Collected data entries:
=-=-=

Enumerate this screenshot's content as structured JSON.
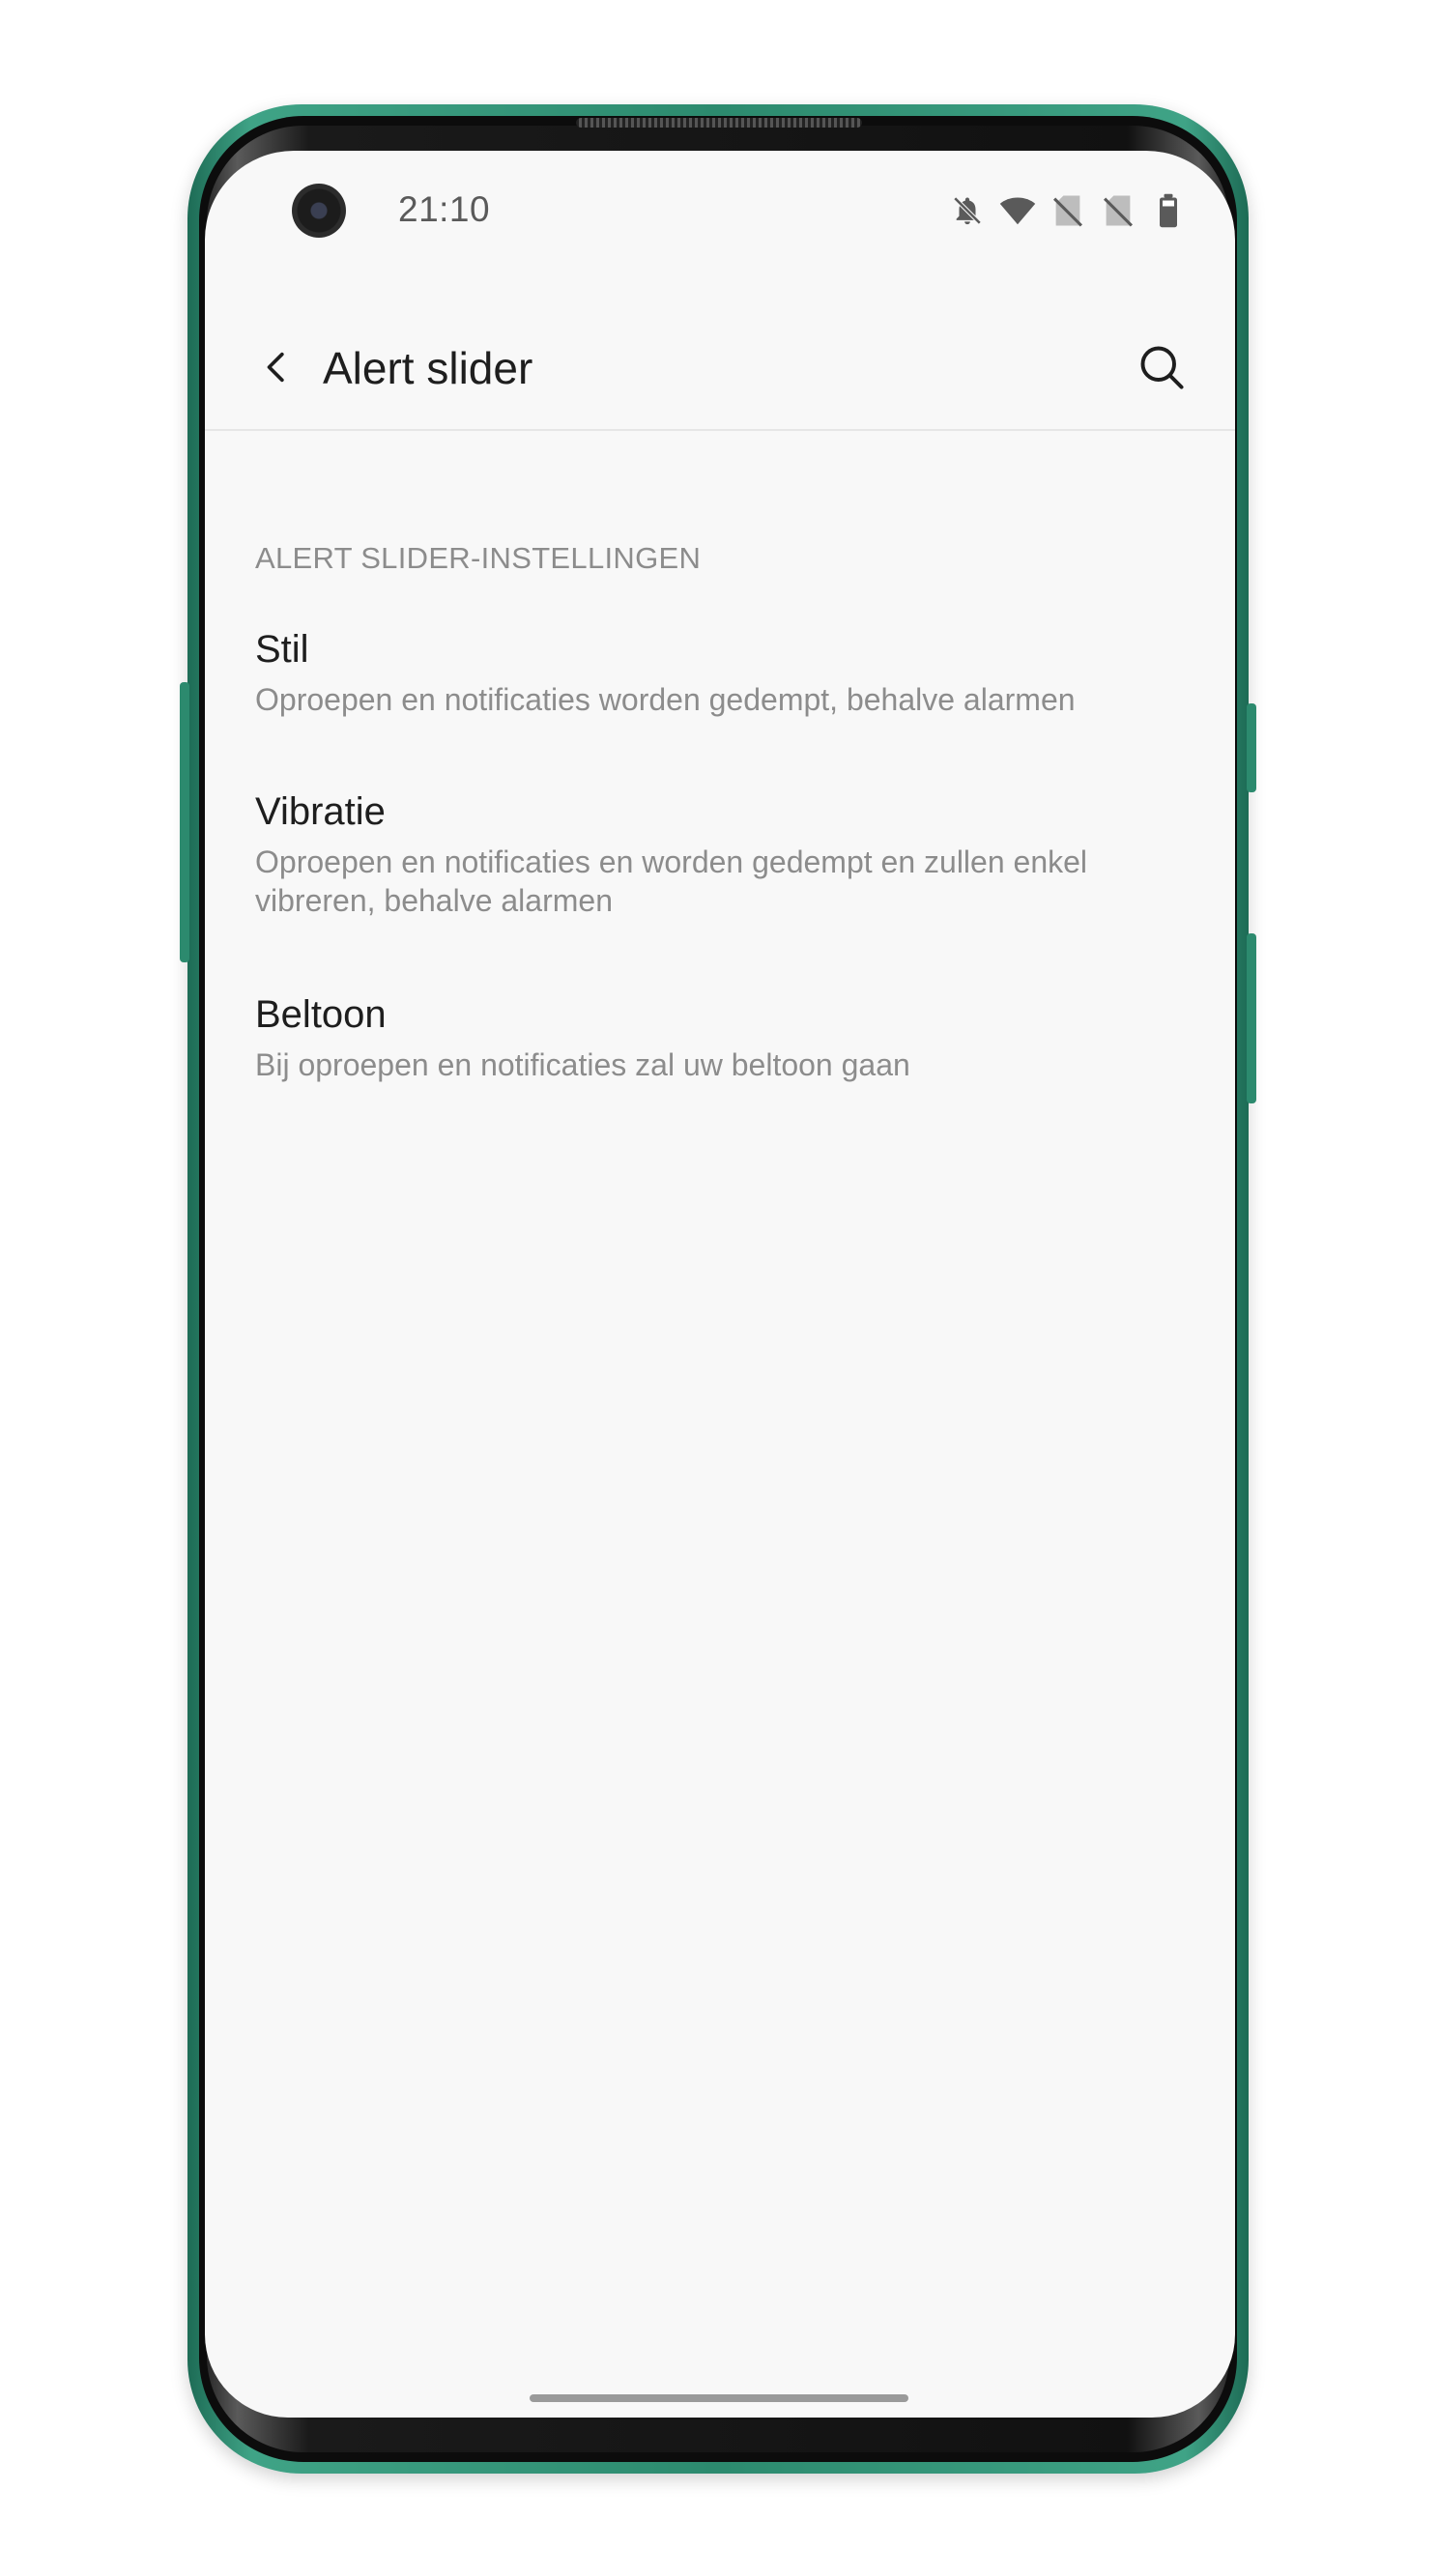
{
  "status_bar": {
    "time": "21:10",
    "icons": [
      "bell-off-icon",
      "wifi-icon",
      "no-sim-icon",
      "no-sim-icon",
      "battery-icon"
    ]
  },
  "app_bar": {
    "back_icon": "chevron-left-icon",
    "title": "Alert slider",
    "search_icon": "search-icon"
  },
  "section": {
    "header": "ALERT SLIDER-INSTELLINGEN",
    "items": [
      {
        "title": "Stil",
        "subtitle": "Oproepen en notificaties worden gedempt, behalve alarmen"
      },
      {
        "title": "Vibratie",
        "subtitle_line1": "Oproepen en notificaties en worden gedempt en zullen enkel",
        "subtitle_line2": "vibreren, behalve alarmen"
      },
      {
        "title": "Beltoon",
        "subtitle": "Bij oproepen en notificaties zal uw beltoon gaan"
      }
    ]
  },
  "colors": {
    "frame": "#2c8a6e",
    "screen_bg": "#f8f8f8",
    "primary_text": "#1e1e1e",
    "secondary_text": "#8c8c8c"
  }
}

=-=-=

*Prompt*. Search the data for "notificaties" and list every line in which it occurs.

*Output of the exercise*.
        "subtitle": "Oproepen en notificaties worden gedempt, behalve alarmen"
        "subtitle_line1": "Oproepen en notificaties en worden gedempt en zullen enkel",
        "subtitle": "Bij oproepen en notificaties zal uw beltoon gaan"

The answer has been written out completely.